Here the metal sample will be heated 20º-1000ºc at a constant rate of 5º/minute. To cool the furnace, just allow the temperature to equilibrate with room temperature. Before starting the test, double check that all systems are all on and functioning. Turn on the nitrogen purge gas and ensure that it is flowing to the system. Then initiate the test and check back periodically to make sure that it is running appropriately. When the run is complete and the system has cooled back to room temperature, export and save the data. Then repeat the scan another 2 times to account for any exaggerated expansion on the first run. After all runs have been completed and all data saved, ensure that the furnace is cool. Then raise the tube out of the furnace and remove the sample. To raise the tube out of the furnace, pull the black knob on the side of the furnace to release the tube. Finally, shut down the furnace, cooling system, and purge gas.

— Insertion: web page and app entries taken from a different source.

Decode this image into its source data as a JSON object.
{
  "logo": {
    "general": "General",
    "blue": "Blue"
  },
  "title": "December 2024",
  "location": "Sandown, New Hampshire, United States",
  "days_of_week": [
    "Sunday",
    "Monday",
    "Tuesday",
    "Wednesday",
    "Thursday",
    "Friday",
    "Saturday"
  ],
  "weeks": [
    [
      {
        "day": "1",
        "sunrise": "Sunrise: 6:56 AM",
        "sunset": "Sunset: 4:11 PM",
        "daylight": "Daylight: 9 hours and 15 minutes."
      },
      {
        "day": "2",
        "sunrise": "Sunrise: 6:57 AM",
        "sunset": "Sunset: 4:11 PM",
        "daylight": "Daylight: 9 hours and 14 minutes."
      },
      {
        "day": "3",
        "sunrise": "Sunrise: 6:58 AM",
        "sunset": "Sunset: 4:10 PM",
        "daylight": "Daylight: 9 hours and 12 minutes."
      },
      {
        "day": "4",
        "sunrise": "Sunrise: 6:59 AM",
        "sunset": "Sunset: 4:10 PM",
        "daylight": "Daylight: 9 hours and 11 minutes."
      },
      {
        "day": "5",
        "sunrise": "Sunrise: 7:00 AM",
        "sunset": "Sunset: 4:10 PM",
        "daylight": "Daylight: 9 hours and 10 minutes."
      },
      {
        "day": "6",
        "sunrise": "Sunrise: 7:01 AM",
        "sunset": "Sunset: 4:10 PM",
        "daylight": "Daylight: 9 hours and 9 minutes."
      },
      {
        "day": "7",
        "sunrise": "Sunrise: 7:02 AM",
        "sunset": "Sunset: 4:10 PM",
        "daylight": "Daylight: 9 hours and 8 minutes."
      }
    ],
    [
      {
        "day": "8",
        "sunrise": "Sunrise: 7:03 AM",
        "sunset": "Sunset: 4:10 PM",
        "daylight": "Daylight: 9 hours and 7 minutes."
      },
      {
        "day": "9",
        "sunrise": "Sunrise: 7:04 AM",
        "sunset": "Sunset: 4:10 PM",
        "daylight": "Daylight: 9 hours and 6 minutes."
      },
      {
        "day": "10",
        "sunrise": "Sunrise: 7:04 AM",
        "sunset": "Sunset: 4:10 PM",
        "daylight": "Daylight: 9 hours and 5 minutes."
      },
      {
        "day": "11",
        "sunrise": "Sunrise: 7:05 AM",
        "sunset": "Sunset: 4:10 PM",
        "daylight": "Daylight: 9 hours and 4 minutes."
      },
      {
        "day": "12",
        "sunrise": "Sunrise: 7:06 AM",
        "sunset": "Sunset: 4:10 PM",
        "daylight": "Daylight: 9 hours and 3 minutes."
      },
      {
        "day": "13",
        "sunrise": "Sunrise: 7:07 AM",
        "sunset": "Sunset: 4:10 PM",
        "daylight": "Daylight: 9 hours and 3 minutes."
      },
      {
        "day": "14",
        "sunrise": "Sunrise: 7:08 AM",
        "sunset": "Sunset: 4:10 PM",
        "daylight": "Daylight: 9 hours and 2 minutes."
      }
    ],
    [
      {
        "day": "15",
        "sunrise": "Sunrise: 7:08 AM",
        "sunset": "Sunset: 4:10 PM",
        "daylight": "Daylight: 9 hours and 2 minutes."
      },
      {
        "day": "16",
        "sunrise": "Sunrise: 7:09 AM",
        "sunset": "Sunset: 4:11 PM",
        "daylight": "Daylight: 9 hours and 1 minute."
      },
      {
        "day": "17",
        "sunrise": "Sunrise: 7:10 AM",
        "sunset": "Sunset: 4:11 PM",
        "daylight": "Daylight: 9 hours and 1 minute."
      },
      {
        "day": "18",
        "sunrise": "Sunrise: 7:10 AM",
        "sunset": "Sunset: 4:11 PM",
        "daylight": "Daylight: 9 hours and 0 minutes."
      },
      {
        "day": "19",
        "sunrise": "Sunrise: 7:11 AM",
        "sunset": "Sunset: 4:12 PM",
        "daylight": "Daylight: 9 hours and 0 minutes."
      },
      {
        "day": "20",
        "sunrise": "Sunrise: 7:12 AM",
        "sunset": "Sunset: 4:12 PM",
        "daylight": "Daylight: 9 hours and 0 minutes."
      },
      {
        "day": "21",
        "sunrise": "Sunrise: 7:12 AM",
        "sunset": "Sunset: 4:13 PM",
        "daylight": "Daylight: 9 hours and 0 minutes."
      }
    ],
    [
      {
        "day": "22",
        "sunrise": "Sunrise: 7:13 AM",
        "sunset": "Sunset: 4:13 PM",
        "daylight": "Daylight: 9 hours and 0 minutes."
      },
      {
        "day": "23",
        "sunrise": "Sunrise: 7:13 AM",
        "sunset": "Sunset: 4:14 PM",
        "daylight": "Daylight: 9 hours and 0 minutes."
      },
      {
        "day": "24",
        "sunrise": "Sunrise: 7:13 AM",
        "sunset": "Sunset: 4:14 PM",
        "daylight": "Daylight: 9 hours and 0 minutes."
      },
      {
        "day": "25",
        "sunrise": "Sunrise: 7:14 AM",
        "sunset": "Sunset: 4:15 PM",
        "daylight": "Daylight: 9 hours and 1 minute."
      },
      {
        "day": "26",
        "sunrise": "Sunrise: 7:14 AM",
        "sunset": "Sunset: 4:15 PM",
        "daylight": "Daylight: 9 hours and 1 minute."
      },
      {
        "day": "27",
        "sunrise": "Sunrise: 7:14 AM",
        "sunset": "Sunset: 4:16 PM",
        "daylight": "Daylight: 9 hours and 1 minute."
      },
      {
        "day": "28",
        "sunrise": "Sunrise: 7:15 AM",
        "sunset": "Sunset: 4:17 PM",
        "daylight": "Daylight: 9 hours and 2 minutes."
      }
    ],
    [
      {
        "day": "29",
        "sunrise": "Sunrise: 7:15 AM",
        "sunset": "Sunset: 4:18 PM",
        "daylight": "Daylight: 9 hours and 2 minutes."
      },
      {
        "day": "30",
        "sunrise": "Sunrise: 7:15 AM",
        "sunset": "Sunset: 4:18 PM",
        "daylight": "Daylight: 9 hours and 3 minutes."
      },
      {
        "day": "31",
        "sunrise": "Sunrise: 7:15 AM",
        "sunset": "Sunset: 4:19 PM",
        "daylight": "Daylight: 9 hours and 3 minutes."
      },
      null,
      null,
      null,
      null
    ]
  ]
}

Now let's take a look at the results. The program returns the values for: 1. Time, 2. Sample Temperature, 3. Gauge Reading, 4. Corrected Expansion, 5. Time in seconds, 6. Dimensionless Gauge Reading, 7. System Correction. First, calculate the change in length of the sample for each temperature point using a spreadsheet program, and then divide each value by the original length to obtain values of ΔL/L. Then plot ΔL/L vs Temperature. As you can see from the plot here, 3 metals were heated to a preset temperature and then cooled back down to room temperature. Though it was heated to a lower temperature, aluminum exhibited a more significant thermal expansion than stainless steel or cold worked steel.

In the case of aluminum and stainless steel, thermal expansion and contraction both follow a linear slope; meaning that thermal expansion was linear. And the linear expansion coefficient was constant. However, the thermal expansion is not always linear, meaning that the linear expansion is not always constant, as we see for cold worked steel. The cold worked steel sample exhibited a non-linear change between 700º and 900º, which can be attributed to defects in the lattice structure of the material called dislocations.

It is important to understand the thermal expansion and contraction of materials for a wide range of applications. For example, it is essential to account for the thermal expansion for materials when designing structures such as railroads and bridges. The thermal expansion of sections of railroad tracks is the main cause of rail buckling, which caused almost 200 train derailments in the US over a period of just 10 years. The measurement of thermal expansion using dilatometry can also be used to examine defects in crystals. Dislocations are defects in a materials lattice structure, and can take many different forms such as a point dislocation where one atom is missing, or an edge dislocation where an extra half plane of atoms is introduced in the lattice. Since dislocations occupy volume, density changes in response to heat treatment. Thus, high resolution dilatometry has extended the technique to study rearrangement of dislocations. Essential to understanding strength and possible areas of failure.

You have just watched Joves introduction to the analysis of thermal expansion via dilatometry. You should now understand the fundamentals of thermal expansion, the dilatometry technique, and some areas where thermal expansion is analyzed in structural and materials engineering. Thanks for watching.